The purpose of the present study was to examine whether the Aesthetic Component (AC) scale, a method for the aesthetic evaluation of the Index of Orthodontic Treatment Need (IOTN), could be used successfully for self evaluating the need of orthodontic treatment in Japanese patients. The subjects were 173 of 177 students, with a mean age of 21.3 years, who had received no previous orthodontic treatment. The AC scale was used to self-evaluate malocclusions. For epidemiological evaluations performed by dentists, AC, the Dental Health Component, which provides functional evaluations of IOTN and Dental Aesthetic Index were used. The following results were obtained: 1. For epidemiological evaluation, 19.1% of the subjects were determined to need orthodontic treatment by AC, 45.1% by DHC, and 41.6% by DAI, while 32.9% were rated necessary by both DHC and DAI. 2. Self-evaluation using the AC scale found that 2.3% needed treatment. On the basis of the above findings, it was considered that further evaluation of orthodontic treatment is necessary, because epidemiological evaluations using AC, DHC and DAI were markedly different from self-evaluation using AC.

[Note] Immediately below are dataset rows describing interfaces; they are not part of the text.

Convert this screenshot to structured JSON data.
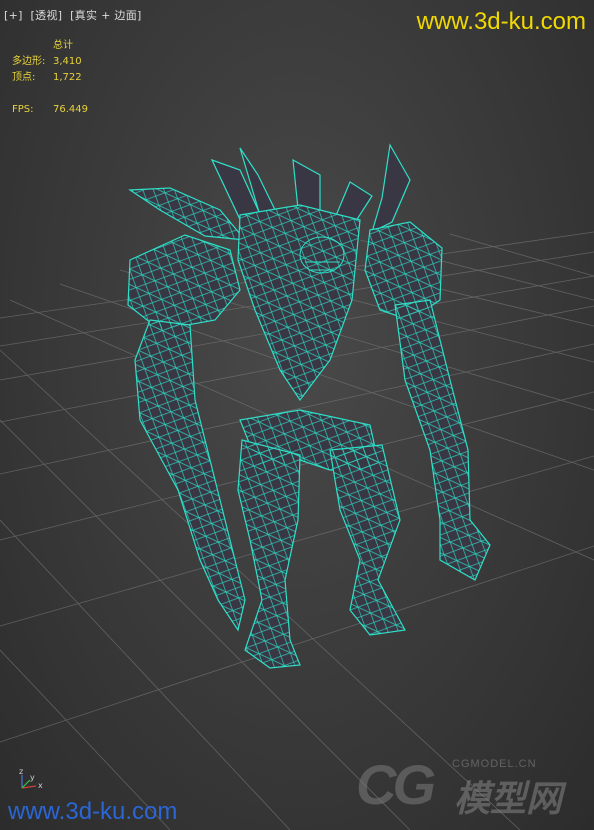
{
  "viewport": {
    "label_parts": [
      "[+]",
      "[透视]",
      "[真实 + 边面]"
    ]
  },
  "stats": {
    "title": "总计",
    "polys_label": "多边形:",
    "polys_value": "3,410",
    "verts_label": "顶点:",
    "verts_value": "1,722",
    "fps_label": "FPS:",
    "fps_value": "76.449"
  },
  "watermarks": {
    "top": "www.3d-ku.com",
    "bottom": "www.3d-ku.com",
    "cg_letters": "CG",
    "cg_site": "CGMODEL.CN",
    "cg_chinese": "模型网"
  },
  "axis_gizmo": {
    "x_label": "x",
    "y_label": "y",
    "z_label": "z"
  },
  "colors": {
    "wireframe": "#2ee0c8",
    "mesh_fill": "#3a3744",
    "stats_text": "#e8d23a",
    "watermark_top": "#f1d800",
    "watermark_bottom": "#2a66d6",
    "grid": "#6e6e6e"
  }
}
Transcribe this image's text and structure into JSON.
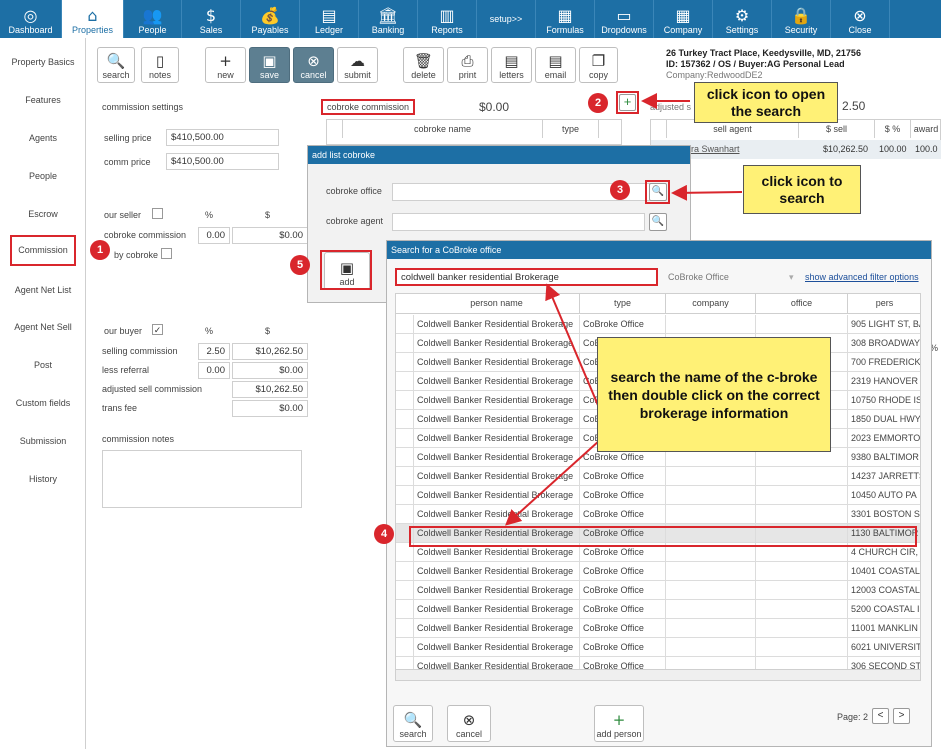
{
  "nav": {
    "items": [
      {
        "key": "dashboard",
        "label": "Dashboard",
        "icon": "◎"
      },
      {
        "key": "properties",
        "label": "Properties",
        "icon": "⌂"
      },
      {
        "key": "people",
        "label": "People",
        "icon": "👥"
      },
      {
        "key": "sales",
        "label": "Sales",
        "icon": "$"
      },
      {
        "key": "payables",
        "label": "Payables",
        "icon": "💰"
      },
      {
        "key": "ledger",
        "label": "Ledger",
        "icon": "▤"
      },
      {
        "key": "banking",
        "label": "Banking",
        "icon": "🏛"
      },
      {
        "key": "reports",
        "label": "Reports",
        "icon": "▥"
      },
      {
        "key": "setup",
        "label": "setup>>",
        "icon": ""
      },
      {
        "key": "formulas",
        "label": "Formulas",
        "icon": "▦"
      },
      {
        "key": "dropdowns",
        "label": "Dropdowns",
        "icon": "▭"
      },
      {
        "key": "company",
        "label": "Company",
        "icon": "▦"
      },
      {
        "key": "settings",
        "label": "Settings",
        "icon": "⚙"
      },
      {
        "key": "security",
        "label": "Security",
        "icon": "🔒"
      },
      {
        "key": "close",
        "label": "Close",
        "icon": "⊗"
      }
    ]
  },
  "sidebar": {
    "items": [
      "Property Basics",
      "Features",
      "Agents",
      "People",
      "Escrow",
      "Commission",
      "Agent Net List",
      "Agent Net Sell",
      "Post",
      "Custom fields",
      "Submission",
      "History"
    ]
  },
  "toolbar": {
    "search": "search",
    "notes": "notes",
    "new": "new",
    "save": "save",
    "cancel": "cancel",
    "submit": "submit",
    "delete": "delete",
    "print": "print",
    "letters": "letters",
    "email": "email",
    "copy": "copy"
  },
  "property": {
    "address": "26 Turkey Tract Place, Keedysville, MD, 21756",
    "id_line": "ID: 157362 / OS / Buyer:AG Personal Lead",
    "company": "Company:RedwoodDE2"
  },
  "commission": {
    "settings_label": "commission settings",
    "selling_price_label": "selling price",
    "selling_price": "$410,500.00",
    "comm_price_label": "comm price",
    "comm_price": "$410,500.00",
    "our_seller_label": "our seller",
    "percent_header": "%",
    "dollar_header": "$",
    "cobroke_commission_label": "cobroke commission",
    "cobroke_commission_pct": "0.00",
    "cobroke_commission_amt": "$0.00",
    "by_cobroke_label": "by cobroke",
    "our_buyer_label": "our buyer",
    "our_buyer_check": "✓",
    "selling_commission_label": "selling commission",
    "selling_commission_pct": "2.50",
    "selling_commission_amt": "$10,262.50",
    "less_referral_label": "less referral",
    "less_referral_pct": "0.00",
    "less_referral_amt": "$0.00",
    "adjusted_sell_label": "adjusted sell commission",
    "adjusted_sell_amt": "$10,262.50",
    "trans_fee_label": "trans fee",
    "trans_fee_amt": "$0.00",
    "notes_label": "commission notes"
  },
  "cobroke": {
    "label": "cobroke commission",
    "amount": "$0.00",
    "col_name": "cobroke name",
    "col_type": "type"
  },
  "sell_agent": {
    "adjusted_label": "adjusted s",
    "adjusted_value": "2.50",
    "col_agent": "sell agent",
    "col_sell": "$ sell",
    "col_pct": "$ %",
    "col_award": "award",
    "agent": "ra Swanhart",
    "sell": "$10,262.50",
    "pct": "100.00",
    "award": "100.0",
    "pct_symbol": "%"
  },
  "add_dialog": {
    "title": "add list cobroke",
    "office_label": "cobroke office",
    "agent_label": "cobroke agent",
    "add_label": "add"
  },
  "search_dialog": {
    "title": "Search for a CoBroke office",
    "query": "coldwell banker residential Brokerage",
    "filter": "CoBroke Office",
    "advanced": "show advanced filter options",
    "columns": [
      "person name",
      "type",
      "company",
      "office",
      "pers"
    ],
    "rows": [
      {
        "name": "Coldwell Banker Residential Brokerage",
        "type": "CoBroke Office",
        "person": "905 LIGHT ST, BA"
      },
      {
        "name": "Coldwell Banker Residential Brokerage",
        "type": "CoBroke Office",
        "person": "308 BROADWAY"
      },
      {
        "name": "Coldwell Banker Residential Brokerage",
        "type": "CoBroke Office",
        "person": "700 FREDERICK"
      },
      {
        "name": "Coldwell Banker Residential Brokerage",
        "type": "CoBroke Office",
        "person": "2319 HANOVER"
      },
      {
        "name": "Coldwell Banker Residential Brokerage",
        "type": "CoBroke Office",
        "person": "10750 RHODE IS"
      },
      {
        "name": "Coldwell Banker Residential Brokerage",
        "type": "CoBroke Office",
        "person": "1850 DUAL HWY"
      },
      {
        "name": "Coldwell Banker Residential Brokerage",
        "type": "CoBroke Office",
        "person": "2023 EMMORTO"
      },
      {
        "name": "Coldwell Banker Residential Brokerage",
        "type": "CoBroke Office",
        "person": "9380 BALTIMOR"
      },
      {
        "name": "Coldwell Banker Residential Brokerage",
        "type": "CoBroke Office",
        "person": "14237 JARRETTS"
      },
      {
        "name": "Coldwell Banker Residential Brokerage",
        "type": "CoBroke Office",
        "person": "10450 AUTO PA"
      },
      {
        "name": "Coldwell Banker Residential Brokerage",
        "type": "CoBroke Office",
        "person": "3301 BOSTON S"
      },
      {
        "name": "Coldwell Banker Residential Brokerage",
        "type": "CoBroke Office",
        "person": "1130 BALTIMOR"
      },
      {
        "name": "Coldwell Banker Residential Brokerage",
        "type": "CoBroke Office",
        "person": "4 CHURCH CIR, A"
      },
      {
        "name": "Coldwell Banker Residential Brokerage",
        "type": "CoBroke Office",
        "person": "10401 COASTAL"
      },
      {
        "name": "Coldwell Banker Residential Brokerage",
        "type": "CoBroke Office",
        "person": "12003 COASTAL"
      },
      {
        "name": "Coldwell Banker Residential Brokerage",
        "type": "CoBroke Office",
        "person": "5200 COASTAL I"
      },
      {
        "name": "Coldwell Banker Residential Brokerage",
        "type": "CoBroke Office",
        "person": "11001 MANKLIN"
      },
      {
        "name": "Coldwell Banker Residential Brokerage",
        "type": "CoBroke Office",
        "person": "6021 UNIVERSIT"
      },
      {
        "name": "Coldwell Banker Residential Brokerage",
        "type": "CoBroke Office",
        "person": "306 SECOND ST,"
      }
    ],
    "search_btn": "search",
    "cancel_btn": "cancel",
    "add_person_btn": "add person",
    "page_label": "Page: 2",
    "prev": "<",
    "next": ">"
  },
  "callouts": {
    "c1": "click icon to open the search",
    "c2": "click icon to search",
    "c3": "search the name of the c-broke then double click on the correct brokerage information"
  },
  "badges": [
    "1",
    "2",
    "3",
    "4",
    "5"
  ]
}
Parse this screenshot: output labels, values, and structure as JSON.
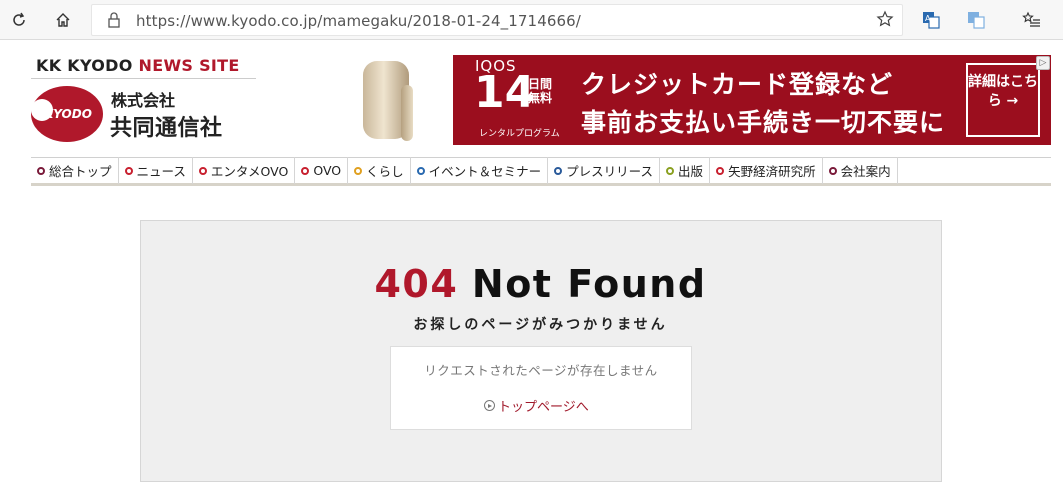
{
  "browser": {
    "url": "https://www.kyodo.co.jp/mamegaku/2018-01-24_1714666/",
    "icons": [
      "refresh-icon",
      "home-icon",
      "lock-icon",
      "star-icon",
      "translate-icon",
      "image-translate-icon",
      "favorites-list-icon"
    ]
  },
  "header": {
    "brand_prefix": "KK KYODO ",
    "brand_suffix": "NEWS SITE",
    "logo_text": "KYODO",
    "company_small": "株式会社",
    "company_large": "共同通信社"
  },
  "ad": {
    "brand": "IQOS",
    "days": "14",
    "days_suffix": "日間無料",
    "rental": "レンタルプログラム",
    "line1": "クレジットカード登録など",
    "line2": "事前お支払い手続き一切不要に",
    "cta": "詳細はこちら →"
  },
  "nav": {
    "items": [
      {
        "label": "総合トップ",
        "color": "#7a1a3a"
      },
      {
        "label": "ニュース",
        "color": "#c8202f"
      },
      {
        "label": "エンタメOVO",
        "color": "#c8202f"
      },
      {
        "label": "OVO",
        "color": "#c8202f"
      },
      {
        "label": "くらし",
        "color": "#e0a020"
      },
      {
        "label": "イベント＆セミナー",
        "color": "#2a6ab0"
      },
      {
        "label": "プレスリリース",
        "color": "#2a5a9a"
      },
      {
        "label": "出版",
        "color": "#8aa020"
      },
      {
        "label": "矢野経済研究所",
        "color": "#c8202f"
      },
      {
        "label": "会社案内",
        "color": "#7a1a3a"
      }
    ]
  },
  "error": {
    "code": "404",
    "title": "Not Found",
    "subtitle": "お探しのページがみつかりません",
    "message": "リクエストされたページが存在しません",
    "link_label": "トップページへ"
  },
  "colors": {
    "brand_red": "#b0182b",
    "ad_red": "#9b0e1e"
  }
}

It is well known that the inadequate intake of the essential trace element zinc (Zn) leads to a number of clinical symptoms, including growth retardation, decreased immunity, and gustatory abnormalities. However, many aspects of the expression mechanisms and Zn metabolism during Zn deficiency are still unknown. Therefore, the aim of this study was to investigate the effects of Zn deficiency on oral mucosa tissue, in particular periodontal tissue, by dividing twelve 4 week old male Wistar rats into 2 groups, a control group and a Zn deficient group, and rearing them for 3 weeks on special powder feed. The results showed that the increase in body weight in the Zn deficient group was more gradual than that in the control group; depilation in the abdominal and neck regions beginning about 2 weeks after starting the experiment, together with low serum Zn and serum ALP activity levels. Scanning electron microscopy revealed the accumulation of foreign bodies in the Zn deficient group and irregular morphology. Although light microscopy did not reveal any changes in periodontal tissues in the Zn deficient group in the present study, keratinization of the mucosal cortex in the palatal region and complex keratinization extending from the gingivobuccal fold region to the buccal mucosa were observed.